“I am happy to join my Senate colleagues in introducing this legislation,” said Chairwoman Eddie Bernice Johnson (D-TX) of the House Science, Space, and Technology Committee. “The achievements of Katherine Johnson, Dr. Christine Darden, Dorothy Vaughan, Mary Jackson, and the hundreds of other women working at NASA during this important period in our history are inspiring to us all and have, undoubtedly, inspired many young people to pursue careers in STEM. Congressional recognition of their contributions is long overdue.”

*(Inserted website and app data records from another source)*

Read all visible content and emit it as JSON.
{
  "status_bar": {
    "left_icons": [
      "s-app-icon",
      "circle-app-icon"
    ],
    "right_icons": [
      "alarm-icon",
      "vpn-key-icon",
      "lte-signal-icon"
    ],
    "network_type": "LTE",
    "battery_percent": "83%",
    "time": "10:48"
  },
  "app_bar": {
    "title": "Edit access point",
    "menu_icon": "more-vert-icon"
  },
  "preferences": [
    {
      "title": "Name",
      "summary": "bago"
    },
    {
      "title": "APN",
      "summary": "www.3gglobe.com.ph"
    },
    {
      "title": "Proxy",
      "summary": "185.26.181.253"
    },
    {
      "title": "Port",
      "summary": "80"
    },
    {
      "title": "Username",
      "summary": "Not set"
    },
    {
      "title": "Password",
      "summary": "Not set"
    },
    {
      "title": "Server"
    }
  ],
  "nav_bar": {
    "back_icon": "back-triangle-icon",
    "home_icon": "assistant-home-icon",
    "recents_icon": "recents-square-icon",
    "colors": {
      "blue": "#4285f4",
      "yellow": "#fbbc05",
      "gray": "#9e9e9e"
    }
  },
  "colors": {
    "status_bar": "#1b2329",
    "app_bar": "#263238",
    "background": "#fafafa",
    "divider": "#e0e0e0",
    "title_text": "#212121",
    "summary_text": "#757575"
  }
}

“Katherine Johnson, Dorothy Vaughan, Mary Jackson, and Dr. Christine Darden exemplify the incredible drive and dedication required for NASA’s unprecedented achievements during the space race. Their contributions to computing, engineering, programming, and aeronautics are all the more impressive given the barriers to success they faced. For too long, their work went unrecognized. It’s a privilege to sponsor this bill to award them, and the many other women who contributed to the space race, the Congressional Gold Medal. Their lives and careers will continue to inspire Americans for years to come,” said Representative Lucas.
The Hidden Figures Congressional Gold Medal Act is endorsed by the Girl Scouts of the USA, American Institute of Aeronautics and Astronautics, American Physical Society, Association for Women in Science, National Association for Equal Opportunity, Society of Women Engineers, Thurgood Marshall College Fund, United Negro College Fund, National Center for Women and Information Technology, Hampton Roads Association for the Study of African American Life and History, Association for Women in Math, American Mathematical Society, National Association of Mathematicians, Mathematical Association of America, National Congress of Black Women, AnitaB.org, American Chemical Society, and the Alfred P. Sloan Foundation. Statements of support can be found here.